Check each line of the records for "Node"; collect those that have it.

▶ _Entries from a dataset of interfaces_
# # # #

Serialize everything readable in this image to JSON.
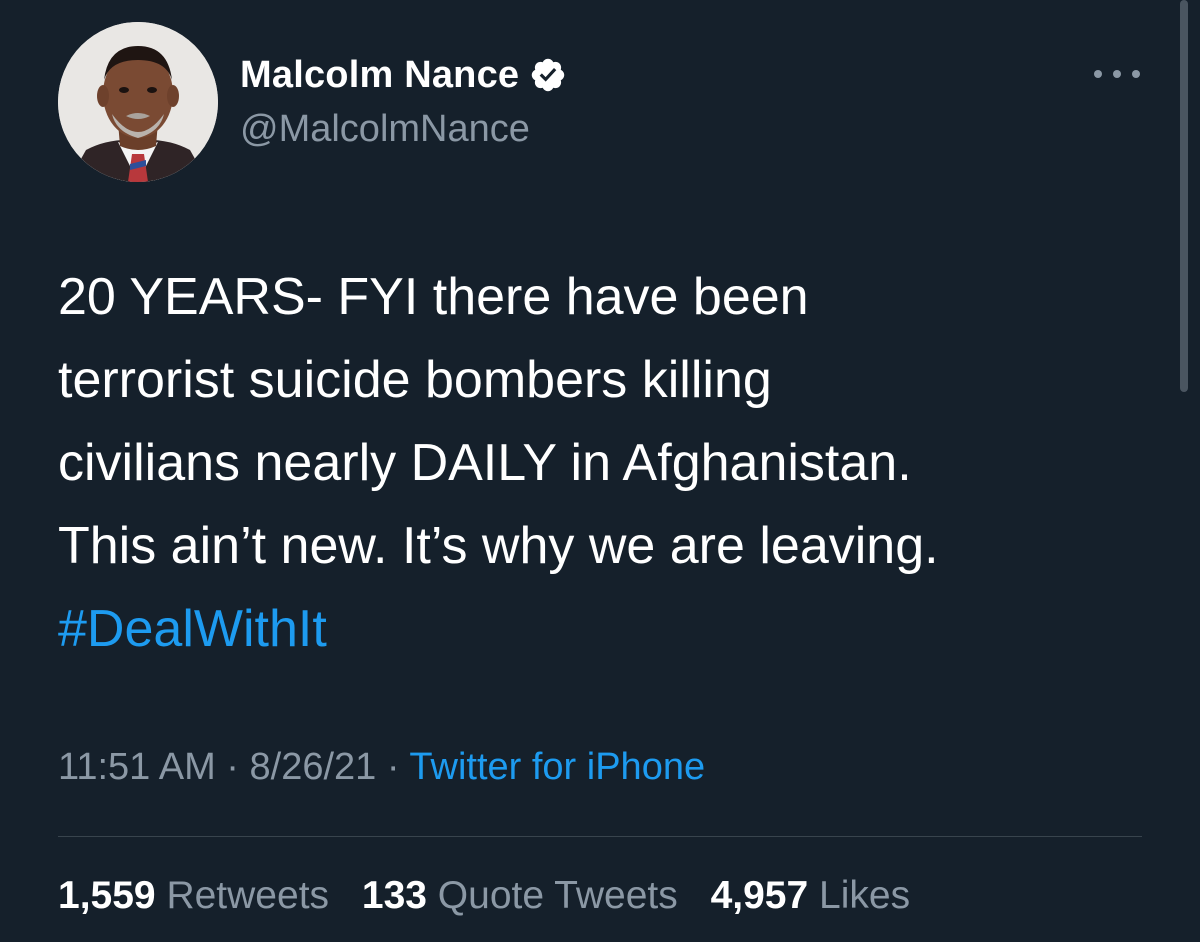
{
  "author": {
    "display_name": "Malcolm Nance",
    "handle": "@MalcolmNance",
    "verified_icon": "verified-badge-icon",
    "avatar": "profile-photo"
  },
  "menu": {
    "icon": "more-options-icon"
  },
  "tweet": {
    "lines": [
      "20 YEARS- FYI there have been",
      "terrorist suicide bombers killing",
      "civilians nearly DAILY in Afghanistan.",
      "This ain’t new. It’s why we are leaving."
    ],
    "hashtag": "#DealWithIt"
  },
  "meta": {
    "time": "11:51 AM",
    "separator": " · ",
    "date": "8/26/21",
    "source": "Twitter for iPhone"
  },
  "stats": {
    "retweets_count": "1,559",
    "retweets_label": "Retweets",
    "quotes_count": "133",
    "quotes_label": "Quote Tweets",
    "likes_count": "4,957",
    "likes_label": "Likes"
  },
  "colors": {
    "background": "#15202b",
    "primary_text": "#ffffff",
    "secondary_text": "#8b98a5",
    "link": "#1d9bf0",
    "divider": "#38444d"
  }
}
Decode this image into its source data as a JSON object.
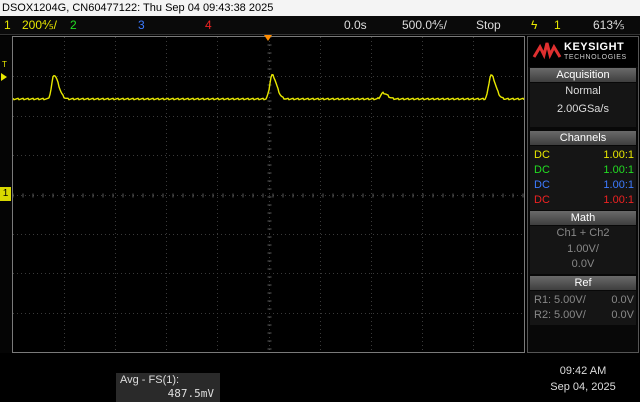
{
  "title_bar": "DSOX1204G, CN60477122: Thu Sep 04 09:43:38 2025",
  "status": {
    "ch1_num": "1",
    "ch1_scale": "200⅘/",
    "ch2_num": "2",
    "ch3_num": "3",
    "ch4_num": "4",
    "time_offset": "0.0s",
    "time_scale": "500.0⅘/",
    "run_state": "Stop",
    "trigger_icon": "ϟ",
    "trigger_source": "1",
    "trigger_level": "613⅘"
  },
  "markers": {
    "trigger_marker": "T",
    "ground_marker": "1"
  },
  "brand": {
    "name": "KEYSIGHT",
    "sub": "TECHNOLOGIES"
  },
  "acquisition": {
    "title": "Acquisition",
    "mode": "Normal",
    "rate": "2.00GSa/s"
  },
  "channels": {
    "title": "Channels",
    "rows": [
      {
        "coupling": "DC",
        "ratio": "1.00:1",
        "color": "#e8e800"
      },
      {
        "coupling": "DC",
        "ratio": "1.00:1",
        "color": "#22dd22"
      },
      {
        "coupling": "DC",
        "ratio": "1.00:1",
        "color": "#3d7bff"
      },
      {
        "coupling": "DC",
        "ratio": "1.00:1",
        "color": "#ee2222"
      }
    ]
  },
  "math": {
    "title": "Math",
    "expr": "Ch1 + Ch2",
    "scale": "1.00V/",
    "offset": "0.0V"
  },
  "ref": {
    "title": "Ref",
    "r1": {
      "label": "R1:",
      "scale": "5.00V/",
      "offset": "0.0V"
    },
    "r2": {
      "label": "R2:",
      "scale": "5.00V/",
      "offset": "0.0V"
    }
  },
  "measurement": {
    "label": "Avg - FS(1):",
    "value": "487.5mV"
  },
  "clock": {
    "time": "09:42 AM",
    "date": "Sep 04, 2025"
  },
  "colors": {
    "ch1": "#e8e800",
    "ch2": "#22dd22",
    "ch3": "#3d7bff",
    "ch4": "#ee2222",
    "trigger_marker": "#ff8c00"
  }
}
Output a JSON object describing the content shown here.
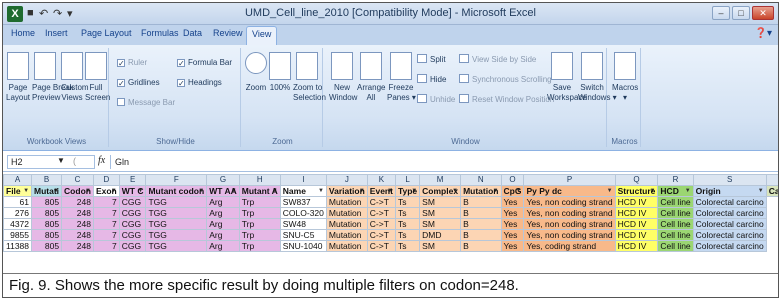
{
  "window": {
    "title": "UMD_Cell_line_2010 [Compatibility Mode] - Microsoft Excel",
    "app_icon": "excel-icon",
    "qat": [
      "save-icon",
      "undo-icon",
      "redo-icon",
      "customize-icon"
    ],
    "controls": [
      "minimize-icon",
      "restore-icon",
      "close-icon"
    ]
  },
  "ribbon_tabs": [
    "Home",
    "Insert",
    "Page Layout",
    "Formulas",
    "Data",
    "Review",
    "View"
  ],
  "active_tab": "View",
  "ribbon": {
    "workbook_views": {
      "label": "Workbook Views",
      "buttons": [
        "Page\nLayout",
        "Page Break\nPreview",
        "Custom\nViews",
        "Full\nScreen"
      ]
    },
    "show_hide": {
      "label": "Show/Hide",
      "checks": [
        {
          "label": "Ruler",
          "checked": true,
          "enabled": false
        },
        {
          "label": "Formula Bar",
          "checked": true,
          "enabled": true
        },
        {
          "label": "Gridlines",
          "checked": true,
          "enabled": true
        },
        {
          "label": "Headings",
          "checked": true,
          "enabled": true
        },
        {
          "label": "Message Bar",
          "checked": false,
          "enabled": false
        }
      ]
    },
    "zoom": {
      "label": "Zoom",
      "buttons": [
        "Zoom",
        "100%",
        "Zoom to\nSelection"
      ]
    },
    "window": {
      "label": "Window",
      "big_buttons": [
        "New\nWindow",
        "Arrange\nAll",
        "Freeze\nPanes ▾"
      ],
      "small_buttons": [
        {
          "label": "Split",
          "enabled": true
        },
        {
          "label": "Hide",
          "enabled": true
        },
        {
          "label": "Unhide",
          "enabled": false
        },
        {
          "label": "View Side by Side",
          "enabled": false
        },
        {
          "label": "Synchronous Scrolling",
          "enabled": false
        },
        {
          "label": "Reset Window Position",
          "enabled": false
        }
      ],
      "more_buttons": [
        "Save\nWorkspace",
        "Switch\nWindows ▾"
      ]
    },
    "macros": {
      "label": "Macros",
      "buttons": [
        "Macros\n▾"
      ]
    }
  },
  "formula_bar": {
    "name_box": "H2",
    "fx": "fx",
    "value": "Gln"
  },
  "column_letters": [
    "A",
    "B",
    "C",
    "D",
    "E",
    "F",
    "G",
    "H",
    "I",
    "J",
    "K",
    "L",
    "M",
    "N",
    "O",
    "P",
    "Q",
    "R",
    "S",
    "T"
  ],
  "headers": [
    "File",
    "Mutati",
    "Codon",
    "Exon",
    "WT C",
    "Mutant codon",
    "WT AA",
    "Mutant A",
    "Name",
    "Variation",
    "Event",
    "Type",
    "Complex",
    "Mutation",
    "CpG",
    "Py Py dc",
    "Structure",
    "HCD",
    "Origin",
    "Cancer"
  ],
  "rows": [
    [
      "61",
      "805",
      "248",
      "7",
      "CGG",
      "TGG",
      "Arg",
      "Trp",
      "SW837",
      "Mutation",
      "C->T",
      "Ts",
      "SM",
      "B",
      "Yes",
      "Yes, non coding strand",
      "HCD IV",
      "Cell line",
      "Colorectal carcino"
    ],
    [
      "276",
      "805",
      "248",
      "7",
      "CGG",
      "TGG",
      "Arg",
      "Trp",
      "COLO-320",
      "Mutation",
      "C->T",
      "Ts",
      "SM",
      "B",
      "Yes",
      "Yes, non coding strand",
      "HCD IV",
      "Cell line",
      "Colorectal carcino"
    ],
    [
      "4372",
      "805",
      "248",
      "7",
      "CGG",
      "TGG",
      "Arg",
      "Trp",
      "SW48",
      "Mutation",
      "C->T",
      "Ts",
      "SM",
      "B",
      "Yes",
      "Yes, non coding strand",
      "HCD IV",
      "Cell line",
      "Colorectal carcino"
    ],
    [
      "9855",
      "805",
      "248",
      "7",
      "CGG",
      "TGG",
      "Arg",
      "Trp",
      "SNU-C5",
      "Mutation",
      "C->T",
      "Ts",
      "DMD",
      "B",
      "Yes",
      "Yes, non coding strand",
      "HCD IV",
      "Cell line",
      "Colorectal carcino"
    ],
    [
      "11388",
      "805",
      "248",
      "7",
      "CGG",
      "TGG",
      "Arg",
      "Trp",
      "SNU-1040",
      "Mutation",
      "C->T",
      "Ts",
      "SM",
      "B",
      "Yes",
      "Yes, coding strand",
      "HCD IV",
      "Cell line",
      "Colorectal carcino"
    ]
  ],
  "caption": "Fig. 9. Shows the more specific result by doing multiple filters on codon=248."
}
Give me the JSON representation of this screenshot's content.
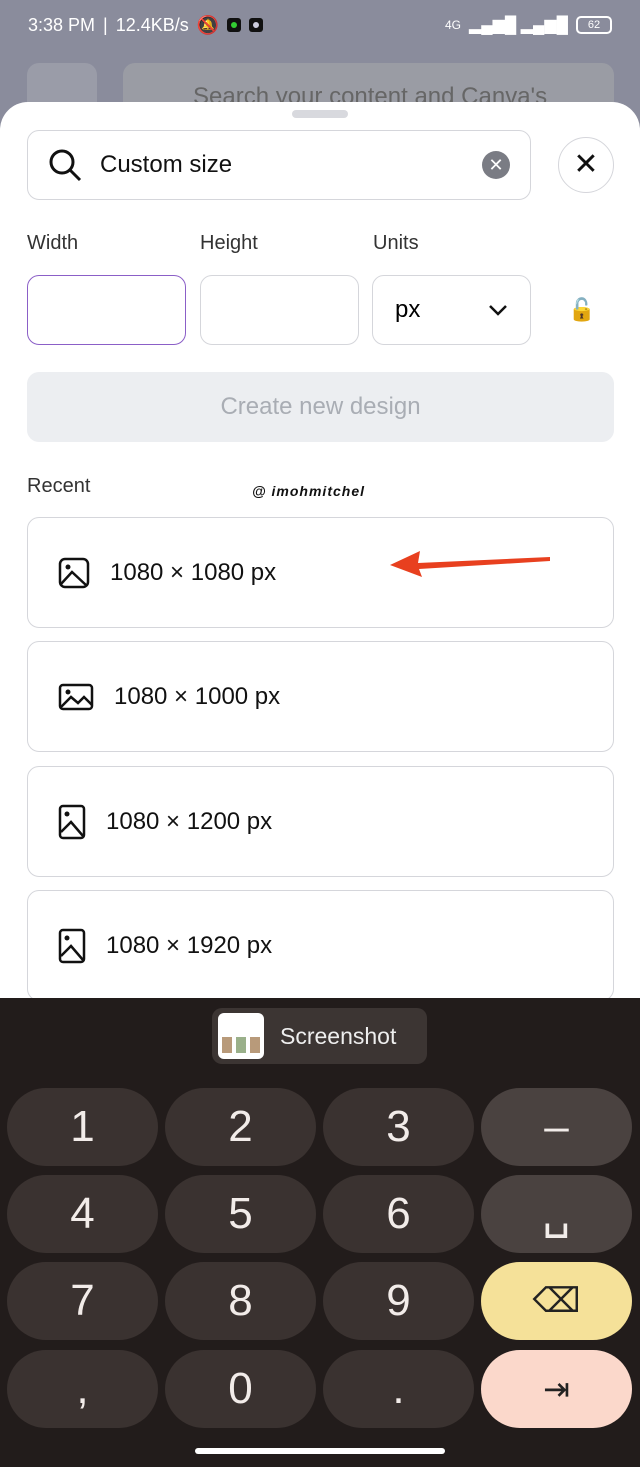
{
  "status": {
    "time": "3:38 PM",
    "speed": "12.4KB/s",
    "network": "4G",
    "battery": "62"
  },
  "background": {
    "search_placeholder": "Search your content and Canva's"
  },
  "sheet": {
    "search_value": "Custom size",
    "width_label": "Width",
    "height_label": "Height",
    "units_label": "Units",
    "width_value": "",
    "height_value": "",
    "units_value": "px",
    "create_label": "Create new design",
    "recent_label": "Recent",
    "watermark": "@ imohmitchel",
    "recent": [
      {
        "label": "1080 × 1080 px",
        "icon": "image-square-icon"
      },
      {
        "label": "1080 × 1000 px",
        "icon": "image-landscape-icon"
      },
      {
        "label": "1080 × 1200 px",
        "icon": "image-portrait-icon"
      },
      {
        "label": "1080 × 1920 px",
        "icon": "image-portrait-icon"
      }
    ],
    "annotation_color": "#e8401f"
  },
  "keyboard": {
    "suggestion": "Screenshot",
    "keys": [
      "1",
      "2",
      "3",
      "–",
      "4",
      "5",
      "6",
      "␣",
      "7",
      "8",
      "9",
      "⌫",
      ",",
      "0",
      ".",
      "⇥"
    ]
  }
}
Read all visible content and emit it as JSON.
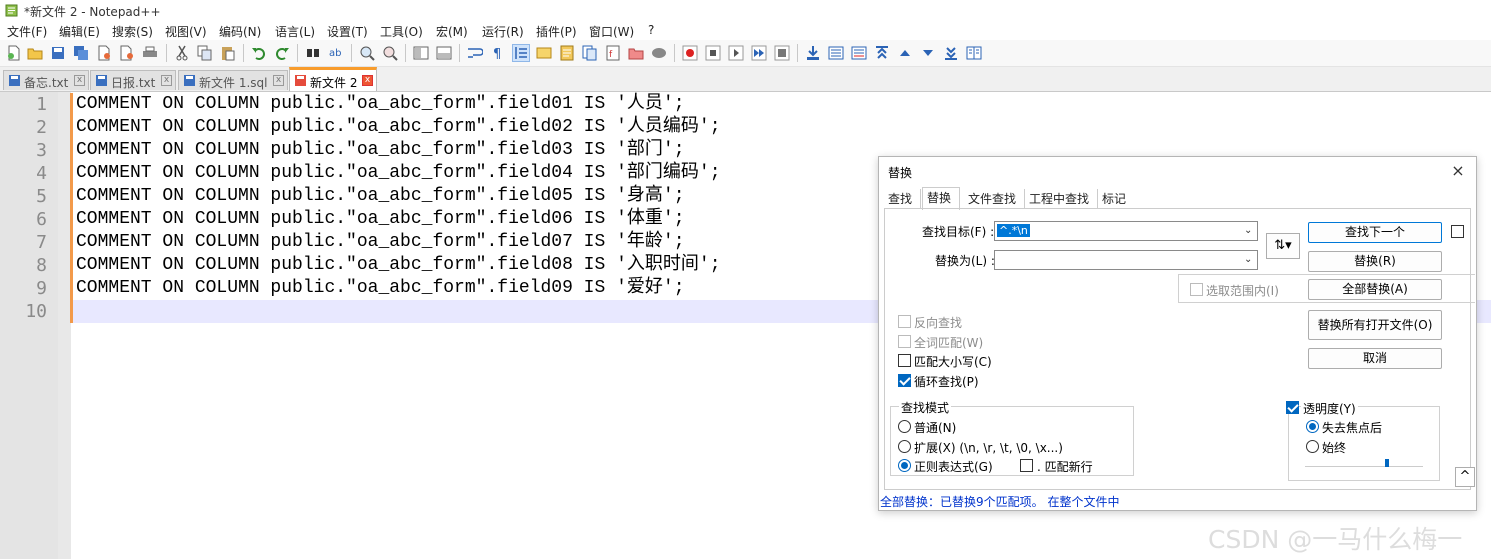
{
  "window": {
    "title": "*新文件 2 - Notepad++"
  },
  "menu": [
    "文件(F)",
    "编辑(E)",
    "搜索(S)",
    "视图(V)",
    "编码(N)",
    "语言(L)",
    "设置(T)",
    "工具(O)",
    "宏(M)",
    "运行(R)",
    "插件(P)",
    "窗口(W)",
    "?"
  ],
  "toolbar_icons": [
    "new-file-icon",
    "open-icon",
    "save-icon",
    "save-all-icon",
    "close-icon",
    "close-all-icon",
    "print-icon",
    "cut-icon",
    "copy-icon",
    "paste-icon",
    "undo-icon",
    "redo-icon",
    "find-icon",
    "replace-icon",
    "zoom-in-icon",
    "zoom-out-icon",
    "sync-v-icon",
    "sync-h-icon",
    "wrap-icon",
    "show-all-chars-icon",
    "indent-guide-icon",
    "udl-icon",
    "doc-map-icon",
    "doc-list-icon",
    "function-list-icon",
    "folder-icon",
    "monitor-icon",
    "record-icon",
    "stop-icon",
    "play-icon",
    "play-multi-icon",
    "save-macro-icon",
    "jump-icon",
    "compare-icon",
    "compare-next-icon",
    "first-diff-icon",
    "prev-diff-icon",
    "next-diff-icon",
    "last-diff-icon",
    "panel-icon"
  ],
  "tabs": [
    {
      "label": "备忘.txt",
      "active": false
    },
    {
      "label": "日报.txt",
      "active": false
    },
    {
      "label": "新文件 1.sql",
      "active": false
    },
    {
      "label": "新文件 2",
      "active": true
    }
  ],
  "editor": {
    "lines": [
      {
        "num": "1",
        "text": "COMMENT ON COLUMN public.\"oa_abc_form\".field01 IS '人员';"
      },
      {
        "num": "2",
        "text": "COMMENT ON COLUMN public.\"oa_abc_form\".field02 IS '人员编码';"
      },
      {
        "num": "3",
        "text": "COMMENT ON COLUMN public.\"oa_abc_form\".field03 IS '部门';"
      },
      {
        "num": "4",
        "text": "COMMENT ON COLUMN public.\"oa_abc_form\".field04 IS '部门编码';"
      },
      {
        "num": "5",
        "text": "COMMENT ON COLUMN public.\"oa_abc_form\".field05 IS '身高';"
      },
      {
        "num": "6",
        "text": "COMMENT ON COLUMN public.\"oa_abc_form\".field06 IS '体重';"
      },
      {
        "num": "7",
        "text": "COMMENT ON COLUMN public.\"oa_abc_form\".field07 IS '年龄';"
      },
      {
        "num": "8",
        "text": "COMMENT ON COLUMN public.\"oa_abc_form\".field08 IS '入职时间';"
      },
      {
        "num": "9",
        "text": "COMMENT ON COLUMN public.\"oa_abc_form\".field09 IS '爱好';"
      },
      {
        "num": "10",
        "text": ""
      }
    ]
  },
  "dialog": {
    "title": "替换",
    "close": "×",
    "tabs": [
      "查找",
      "替换",
      "文件查找",
      "工程中查找",
      "标记"
    ],
    "find_label": "查找目标(F) :",
    "find_value": "^.*\\n",
    "replace_label": "替换为(L) :",
    "replace_value": "",
    "swap": "⇅▾",
    "in_selection": "选取范围内(I)",
    "btn_find_next": "查找下一个",
    "btn_replace": "替换(R)",
    "btn_replace_all": "全部替换(A)",
    "btn_replace_all_open": "替换所有打开文件(O)",
    "btn_cancel": "取消",
    "opt_backward": "反向查找",
    "opt_whole_word": "全词匹配(W)",
    "opt_match_case": "匹配大小写(C)",
    "opt_wrap": "循环查找(P)",
    "search_mode_title": "查找模式",
    "mode_normal": "普通(N)",
    "mode_extended": "扩展(X) (\\n, \\r, \\t, \\0, \\x...)",
    "mode_regex": "正则表达式(G)",
    "dot_newline": ". 匹配新行",
    "transparency": "透明度(Y)",
    "trans_on_lose_focus": "失去焦点后",
    "trans_always": "始终",
    "transparency_level": 0.7,
    "collapse": "^",
    "status": "全部替换：已替换9个匹配项。 在整个文件中"
  },
  "watermark": "CSDN @一马什么梅一"
}
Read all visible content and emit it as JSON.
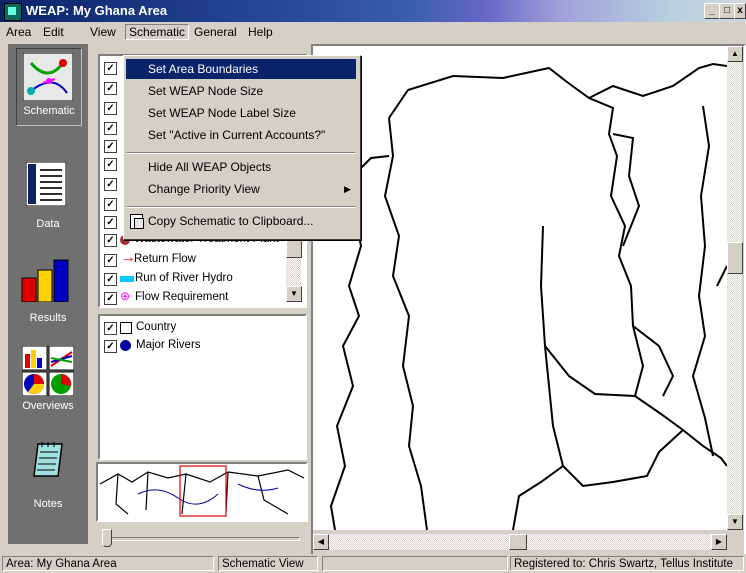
{
  "window": {
    "title": "WEAP: My Ghana Area"
  },
  "menubar": {
    "items": [
      {
        "label": "Area"
      },
      {
        "label": "Edit"
      },
      {
        "label": "View"
      },
      {
        "label": "Schematic"
      },
      {
        "label": "General"
      },
      {
        "label": "Help"
      }
    ]
  },
  "toolbar": {
    "views": [
      {
        "label": "Schematic",
        "icon": "schematic-icon"
      },
      {
        "label": "Data",
        "icon": "data-icon"
      },
      {
        "label": "Results",
        "icon": "results-icon"
      },
      {
        "label": "Overviews",
        "icon": "overviews-icon"
      },
      {
        "label": "Notes",
        "icon": "notes-icon"
      }
    ]
  },
  "schematic_menu": {
    "items": [
      {
        "label": "Set Area Boundaries",
        "highlighted": true
      },
      {
        "label": "Set WEAP Node Size"
      },
      {
        "label": "Set WEAP Node Label Size"
      },
      {
        "label": "Set \"Active in Current Accounts?\""
      },
      {
        "label": "Hide All WEAP Objects"
      },
      {
        "label": "Change Priority View",
        "submenu": true
      },
      {
        "label": "Copy Schematic to Clipboard...",
        "icon": "copy-icon"
      }
    ]
  },
  "legend_weap": {
    "items": [
      {
        "label": "Wastewater Treatment Plant",
        "checked": true,
        "symbol_color": "#a03030"
      },
      {
        "label": "Return Flow",
        "checked": true,
        "symbol_color": "#ff0000"
      },
      {
        "label": "Run of River Hydro",
        "checked": true,
        "symbol_color": "#00c8ff"
      },
      {
        "label": "Flow Requirement",
        "checked": true,
        "symbol_color": "#ff00ff"
      }
    ]
  },
  "legend_gis": {
    "items": [
      {
        "label": "Country",
        "checked": true
      },
      {
        "label": "Major Rivers",
        "checked": true,
        "symbol_color": "#0000a0"
      }
    ]
  },
  "statusbar": {
    "area": "Area: My Ghana Area",
    "view": "Schematic View",
    "registered": "Registered to: Chris Swartz, Tellus Institute"
  },
  "colors": {
    "title_bar": "#0a246a",
    "menu_highlight": "#0a246a",
    "toolbar_bg": "#707070",
    "border_line": "#000000"
  }
}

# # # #

▶ _Task solution_
        "label": "Set WEAP Node Size"
        "label": "Set WEAP Node Label Size"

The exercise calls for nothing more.